He specifically said “we will be thinking and talking about Racing Point legality later”.
It is possible that a protest could be lodged with no realistic expectation of a Racing Point punishment, but rather to get clarification from the rulemakers over what is and is not allowed.
He pointed to the rules that allow Racing Point to use Mercedes’ windtunnel – as long as there is no specific transfer of information – facilitating teams working closely together, even though he does not like such a partnership.
Racing Point will not be able to replicate an old Mercedes in 2022 when new technical rules come into force – by which time that team, and McLaren, could have their own new windtunnels in operation.
“Do I like it? Of course I don’t like it,” said Seidl.
“But at the same time if it’s possible within the regulations to do something like that, to have this kind of cooperation in terms of sharing windtunnel technology and so on, there’s no reason to complain.
“I simply think it’s important for Formula 1 to put out further clarifications towards the future to make sure that there’s a certain limitation of what it can do.
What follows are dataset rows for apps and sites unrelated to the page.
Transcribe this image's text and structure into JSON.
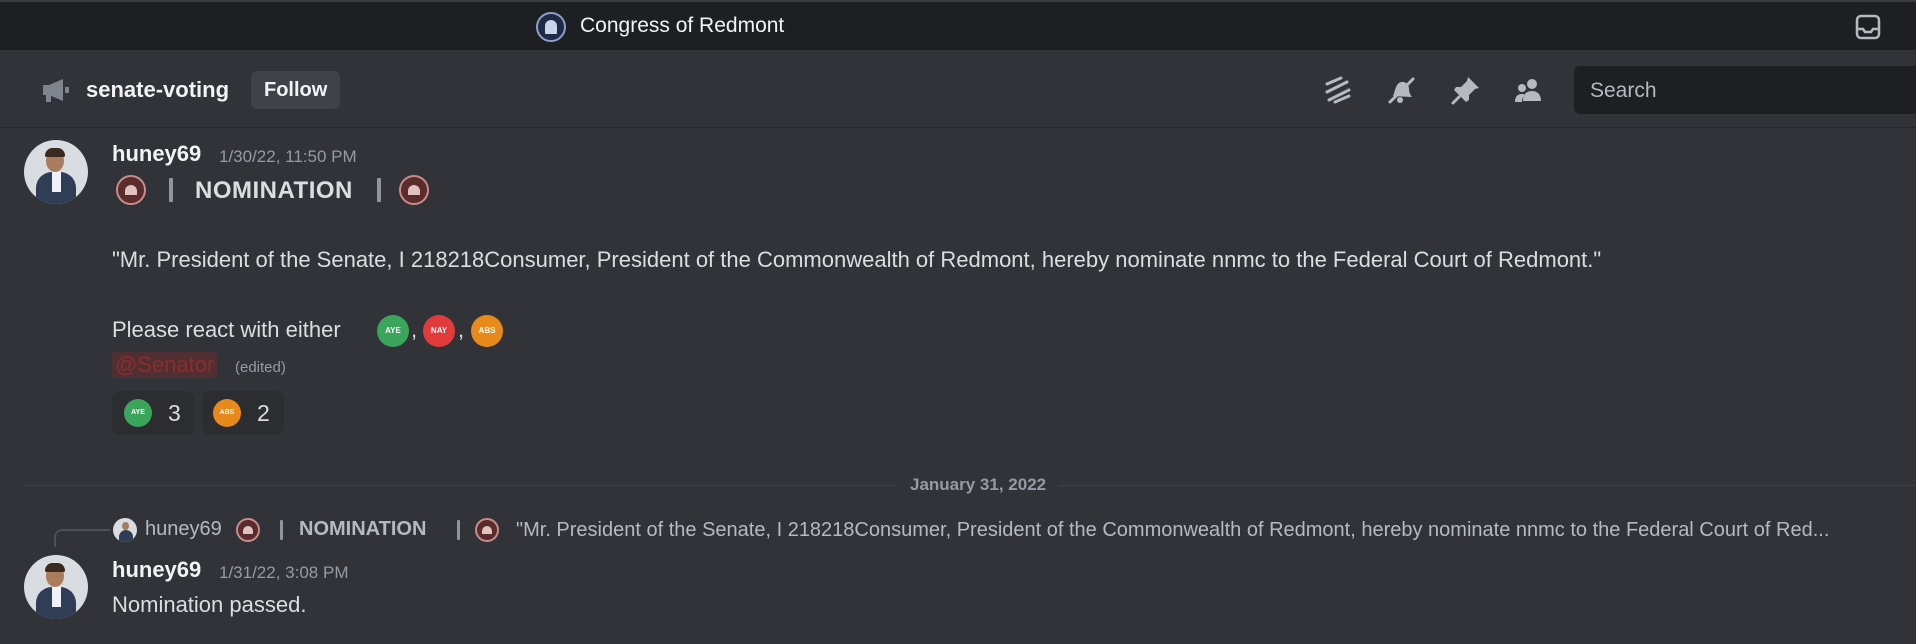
{
  "server": {
    "title": "Congress of Redmont",
    "icon": "capitol-seal-icon"
  },
  "channel": {
    "name": "senate-voting",
    "type_icon": "megaphone-icon",
    "follow_label": "Follow"
  },
  "toolbar": {
    "icons": [
      "threads-icon",
      "mute-bell-icon",
      "pin-icon",
      "members-icon",
      "inbox-icon"
    ],
    "search_placeholder": "Search"
  },
  "messages": [
    {
      "username": "huney69",
      "timestamp": "1/30/22, 11:50 PM",
      "header": "NOMINATION",
      "body": "\"Mr. President of the Senate, I 218218Consumer, President of the Commonwealth of Redmont, hereby nominate nnmc to the Federal Court of Redmont.\"",
      "prompt": "Please react with either",
      "vote_emojis": [
        "AYE",
        "NAY",
        "ABS"
      ],
      "mention": "@Senator",
      "edited": "(edited)",
      "reactions": [
        {
          "emoji": "AYE",
          "count": "3"
        },
        {
          "emoji": "ABS",
          "count": "2"
        }
      ]
    },
    {
      "username": "huney69",
      "timestamp": "1/31/22, 3:08 PM",
      "body": "Nomination passed.",
      "reply": {
        "username": "huney69",
        "header": "NOMINATION",
        "quote": "\"Mr. President of the Senate, I 218218Consumer, President of the Commonwealth of Redmont, hereby nominate nnmc to the Federal Court of Red..."
      }
    }
  ],
  "date_divider": "January 31, 2022",
  "colors": {
    "background": "#313338",
    "titlebar": "#1e1f22",
    "aye": "#3ba55c",
    "nay": "#e23b3b",
    "abs": "#e8891c",
    "mention": "#8f2b2b"
  }
}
“We also have a lot of respect for what Racing Point is doing. We have seen in the past that they are a great team, which was always quite successful also with restricted resources.
“And in the end, I’d prefer to focus on ourselves.
“We know exactly what we have to do on our side on McLaren’s side in order to make the next steps.
“And that’s where I use my energy on, to help with the team.”